Three-and-a-half-year-old Aditya (name changed on request) heard for the first time after getting a cochlear implant at the All India Institute of Medical Sciences (AIIMS) two weeks ago.
The Australian-made device, Nucleus 5, provides clear hearing by processing information in milliseconds and filtering out background noise.
Patients needing an implant will now benefit from this device — costing Rs 9.94 lakh — provided free at AIIMS for government employees.
“It is thinner and tougher than previous models of cochlear implants. The response time is faster and a person can hear clearly at busy places such as markets, railway station etc,” said Dr Rakesh Kumar, associate professor, ENT, who led the team of surgeons along with Dr Kapil Sikka.
The implant design enables Aditya to distinguish between frequencies, such as a telephone ring, and music. “In earlier devices, distinguishing various frequencies was a little difficult. A person would not be able to tell from the noise whether it was a telephone or music system clearly,” said Dr Kumar.
The system is water resistant with an extremely user-friendly remote controlled processor.
“The light and small design means it is not inconvenient for people, especially children who have thin skin and bones. Earlier, the skin would also get eroded due to its weight,” said Dr Kumar.

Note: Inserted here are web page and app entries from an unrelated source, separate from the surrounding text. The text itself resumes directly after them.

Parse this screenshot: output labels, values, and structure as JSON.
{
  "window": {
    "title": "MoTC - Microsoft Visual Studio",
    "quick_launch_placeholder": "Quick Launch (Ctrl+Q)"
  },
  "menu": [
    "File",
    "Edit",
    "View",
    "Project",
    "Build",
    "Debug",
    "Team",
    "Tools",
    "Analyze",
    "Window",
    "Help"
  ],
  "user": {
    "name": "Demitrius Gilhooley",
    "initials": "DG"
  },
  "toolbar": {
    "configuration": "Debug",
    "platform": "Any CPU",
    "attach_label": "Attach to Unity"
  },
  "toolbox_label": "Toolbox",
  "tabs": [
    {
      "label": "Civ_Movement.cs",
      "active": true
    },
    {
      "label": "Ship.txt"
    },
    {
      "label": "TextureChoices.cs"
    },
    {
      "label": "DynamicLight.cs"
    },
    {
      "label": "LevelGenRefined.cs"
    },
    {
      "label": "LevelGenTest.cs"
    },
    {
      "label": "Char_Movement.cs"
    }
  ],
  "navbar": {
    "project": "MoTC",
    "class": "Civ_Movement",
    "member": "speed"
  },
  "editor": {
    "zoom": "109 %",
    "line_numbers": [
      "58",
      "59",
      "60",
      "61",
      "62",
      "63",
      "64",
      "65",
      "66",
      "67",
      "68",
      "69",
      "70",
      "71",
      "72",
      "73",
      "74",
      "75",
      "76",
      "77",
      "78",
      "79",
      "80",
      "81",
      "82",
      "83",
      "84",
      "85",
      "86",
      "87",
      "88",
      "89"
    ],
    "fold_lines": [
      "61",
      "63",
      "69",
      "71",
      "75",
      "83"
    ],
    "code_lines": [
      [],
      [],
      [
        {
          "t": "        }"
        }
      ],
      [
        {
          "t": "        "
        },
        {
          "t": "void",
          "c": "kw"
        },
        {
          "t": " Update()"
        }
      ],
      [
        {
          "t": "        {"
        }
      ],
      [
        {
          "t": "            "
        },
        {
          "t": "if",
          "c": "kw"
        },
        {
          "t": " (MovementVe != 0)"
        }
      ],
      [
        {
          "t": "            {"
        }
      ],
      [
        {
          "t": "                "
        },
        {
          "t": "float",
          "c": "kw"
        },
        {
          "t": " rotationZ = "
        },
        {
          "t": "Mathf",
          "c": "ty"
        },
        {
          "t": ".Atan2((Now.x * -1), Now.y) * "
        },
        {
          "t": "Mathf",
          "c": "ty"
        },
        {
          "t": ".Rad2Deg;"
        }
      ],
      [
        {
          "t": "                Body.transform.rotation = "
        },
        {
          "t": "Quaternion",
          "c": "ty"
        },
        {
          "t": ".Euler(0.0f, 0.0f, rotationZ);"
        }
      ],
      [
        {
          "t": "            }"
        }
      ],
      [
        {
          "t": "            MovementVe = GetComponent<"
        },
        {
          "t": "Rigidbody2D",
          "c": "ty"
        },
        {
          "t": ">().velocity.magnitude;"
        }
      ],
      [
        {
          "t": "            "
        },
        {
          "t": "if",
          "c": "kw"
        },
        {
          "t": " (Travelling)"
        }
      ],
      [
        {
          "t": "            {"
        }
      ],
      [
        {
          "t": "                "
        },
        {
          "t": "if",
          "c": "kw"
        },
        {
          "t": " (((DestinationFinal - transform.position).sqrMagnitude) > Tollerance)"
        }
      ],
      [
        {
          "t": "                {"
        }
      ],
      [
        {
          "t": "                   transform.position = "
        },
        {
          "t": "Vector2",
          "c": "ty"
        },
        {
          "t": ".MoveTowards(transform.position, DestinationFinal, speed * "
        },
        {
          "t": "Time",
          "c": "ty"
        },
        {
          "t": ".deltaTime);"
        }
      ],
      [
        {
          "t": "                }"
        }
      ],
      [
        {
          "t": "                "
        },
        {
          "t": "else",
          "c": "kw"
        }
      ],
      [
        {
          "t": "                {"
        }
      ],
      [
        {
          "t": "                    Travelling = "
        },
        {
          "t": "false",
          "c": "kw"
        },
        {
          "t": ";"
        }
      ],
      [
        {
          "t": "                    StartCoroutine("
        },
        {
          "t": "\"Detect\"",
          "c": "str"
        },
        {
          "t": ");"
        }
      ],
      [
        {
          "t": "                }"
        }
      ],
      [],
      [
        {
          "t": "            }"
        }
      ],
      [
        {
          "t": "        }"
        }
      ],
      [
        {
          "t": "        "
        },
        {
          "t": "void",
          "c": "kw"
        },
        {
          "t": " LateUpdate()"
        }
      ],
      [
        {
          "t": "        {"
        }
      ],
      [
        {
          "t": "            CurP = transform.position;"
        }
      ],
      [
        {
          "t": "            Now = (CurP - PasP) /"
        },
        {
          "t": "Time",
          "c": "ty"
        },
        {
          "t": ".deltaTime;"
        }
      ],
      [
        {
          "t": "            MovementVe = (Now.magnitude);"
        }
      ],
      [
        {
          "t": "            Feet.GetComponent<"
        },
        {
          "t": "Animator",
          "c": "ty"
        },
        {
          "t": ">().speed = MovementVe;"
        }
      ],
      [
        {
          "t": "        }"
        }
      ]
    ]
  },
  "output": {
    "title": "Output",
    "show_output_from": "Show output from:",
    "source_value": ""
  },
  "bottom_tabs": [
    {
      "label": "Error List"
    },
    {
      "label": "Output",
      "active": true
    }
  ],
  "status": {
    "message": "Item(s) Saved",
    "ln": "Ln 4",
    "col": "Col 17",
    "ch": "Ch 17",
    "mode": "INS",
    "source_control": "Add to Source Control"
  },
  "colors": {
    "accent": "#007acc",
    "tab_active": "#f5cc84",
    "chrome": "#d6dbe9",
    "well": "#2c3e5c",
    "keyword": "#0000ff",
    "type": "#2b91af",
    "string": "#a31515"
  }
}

Once his wound is fully healed in another two weeks, Aditya’s implant will be switched on, but he will need speech therapy for another three to five years before he can finally speak clearly.